The RBI’s announcement on Friday lacked clarity, several editorials said.
Less than seven years after they came into our lives, it’s time to bid farewell to India’s purple Rs 2,000 notes. That’s what the Reserve Bank of India announced last week.
The finance secretary assured the public that the move will not cause “any disruption either in normal life or in the economy”, but no one can forget the circumstances under which the notes were introduced in the first place – the Narendra Modi government’s demonetisation move of November 2016.
According to the RBI, the existing notes will continue to be legal tender, and citizens have been told to deposit or exchange these notes before September 30. There’s no clarity on the status of these banknotes after this date.
Newspaper editorials were uniformly critical of the RBI’s Friday announcement.
The Times of India said the wording of the RBI’s announcement provided clarity “neither on the motivation nor the minutiae”. And, “as is inevitably the case with such sudden decisions, creative crookedness is peaking,” the editorial said.
“As for the argument that shady people hoarding unaccounted cash will be smoked out, perhaps some will be. But seriously, do people who play crooked money games with very large sums depend only on bundles of currency notes?” TOI said. “After all, the black economy survived demonetisation.”
Indian Express said the announcement “only reinforces the view” that the introduction of Rs 2,000 notes contradicted the government’s claims that demonetisation was “a well thought out, effective and permanent strike against black money”. The decision also seems “unnecessary” from an “operational perspective”.
“Such decisions raise more questions than answers and shine unflattering light on policy-making in the fifth largest economy in the world,” the editorial said. “...Both government and RBI must address apprehensions that, six and a half years later, few lessons have been learnt.”
The Hindu Business Line said the decision, alongside this new tax on overseas spending on credit cards, was “cryptic, abrupt and does not appear to have been thought through carefully”. Its strap called the decisions “ham-handed” and a “nasty move”.
“There could be a rush to deposit these notes or devise ingenious ways to launder the money. IT sleuths would be on alert,” the editorial said. “This is all very well, but the shock to innocent people is an unintended consequence and could have been avoided with better execution.”

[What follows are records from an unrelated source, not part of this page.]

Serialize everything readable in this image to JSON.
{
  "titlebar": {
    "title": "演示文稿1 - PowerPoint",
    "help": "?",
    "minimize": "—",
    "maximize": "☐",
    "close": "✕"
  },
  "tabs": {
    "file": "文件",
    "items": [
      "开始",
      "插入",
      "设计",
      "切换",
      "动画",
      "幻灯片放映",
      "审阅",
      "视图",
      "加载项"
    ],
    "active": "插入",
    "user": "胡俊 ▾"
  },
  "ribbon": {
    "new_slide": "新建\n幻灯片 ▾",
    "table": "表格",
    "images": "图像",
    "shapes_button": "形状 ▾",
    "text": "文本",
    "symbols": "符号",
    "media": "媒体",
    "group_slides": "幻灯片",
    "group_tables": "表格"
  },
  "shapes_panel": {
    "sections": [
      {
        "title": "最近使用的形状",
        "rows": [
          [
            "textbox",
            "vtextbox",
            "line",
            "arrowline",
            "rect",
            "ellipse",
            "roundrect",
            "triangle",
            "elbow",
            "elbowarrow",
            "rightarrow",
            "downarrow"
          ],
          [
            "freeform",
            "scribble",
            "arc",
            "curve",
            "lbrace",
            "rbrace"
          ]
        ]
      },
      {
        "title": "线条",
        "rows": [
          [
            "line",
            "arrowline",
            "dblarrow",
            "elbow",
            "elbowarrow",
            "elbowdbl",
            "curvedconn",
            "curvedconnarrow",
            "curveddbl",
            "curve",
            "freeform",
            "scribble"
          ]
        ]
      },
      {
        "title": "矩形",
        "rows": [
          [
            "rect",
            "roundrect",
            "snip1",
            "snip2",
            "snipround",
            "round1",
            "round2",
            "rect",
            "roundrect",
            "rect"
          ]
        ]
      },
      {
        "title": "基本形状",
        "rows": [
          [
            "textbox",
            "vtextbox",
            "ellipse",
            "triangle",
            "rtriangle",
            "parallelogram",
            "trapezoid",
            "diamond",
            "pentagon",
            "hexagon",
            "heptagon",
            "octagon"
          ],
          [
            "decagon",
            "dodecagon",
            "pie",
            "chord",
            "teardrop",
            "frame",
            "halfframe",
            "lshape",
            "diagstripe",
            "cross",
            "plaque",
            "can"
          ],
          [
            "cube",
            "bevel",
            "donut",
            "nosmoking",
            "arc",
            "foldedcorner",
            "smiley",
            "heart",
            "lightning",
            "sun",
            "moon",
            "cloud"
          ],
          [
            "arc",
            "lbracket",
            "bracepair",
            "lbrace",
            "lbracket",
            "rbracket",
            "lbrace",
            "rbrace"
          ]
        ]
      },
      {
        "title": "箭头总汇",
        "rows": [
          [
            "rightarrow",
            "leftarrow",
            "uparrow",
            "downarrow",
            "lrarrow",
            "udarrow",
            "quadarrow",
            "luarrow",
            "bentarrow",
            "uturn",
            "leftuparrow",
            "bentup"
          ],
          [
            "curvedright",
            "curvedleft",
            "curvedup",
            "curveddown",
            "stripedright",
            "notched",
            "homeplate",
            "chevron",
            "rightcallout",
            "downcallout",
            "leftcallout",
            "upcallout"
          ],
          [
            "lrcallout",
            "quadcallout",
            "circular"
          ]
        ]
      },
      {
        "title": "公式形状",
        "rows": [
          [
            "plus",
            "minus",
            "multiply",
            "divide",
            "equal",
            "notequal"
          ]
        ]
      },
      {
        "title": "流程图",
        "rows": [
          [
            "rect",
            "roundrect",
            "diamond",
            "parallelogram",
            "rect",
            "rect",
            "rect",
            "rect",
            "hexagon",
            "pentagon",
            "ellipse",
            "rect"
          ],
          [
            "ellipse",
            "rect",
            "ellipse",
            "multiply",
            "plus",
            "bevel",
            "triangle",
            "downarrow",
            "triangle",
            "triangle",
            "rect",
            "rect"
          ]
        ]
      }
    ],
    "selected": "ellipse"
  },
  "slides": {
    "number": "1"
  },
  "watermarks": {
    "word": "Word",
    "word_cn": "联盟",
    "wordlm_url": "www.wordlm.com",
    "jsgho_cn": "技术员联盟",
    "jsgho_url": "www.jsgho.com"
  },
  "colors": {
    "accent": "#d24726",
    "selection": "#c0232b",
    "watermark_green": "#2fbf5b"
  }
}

“With this latest move, the government has again set the cat among the pigeons,” the newspaper said. “People would be hassled, the economy would suffer, and, worst of all, it might shake people’s faith in the rupee. But the government refuses to learn its lessons even as its action inconveniences its citizens.”
Deccan Chronicle poetically described the note as a “lion of the money food chain in India” and described its withdrawal as similar to a “filmstar or a cricketer who just fades away after a much-promising debut”. It was “born with a lot of hope, but having failed to achieve much, likely having worked with the wrong people and for the wrong cause”.
“RIP note,” the editorial ended, “goodbye.”
Farewells aside, it’s important to remember how demonetisation played out six years ago and its consequences. Read this report in Newslaundry on the idea, the objectives, and the post-event justifications.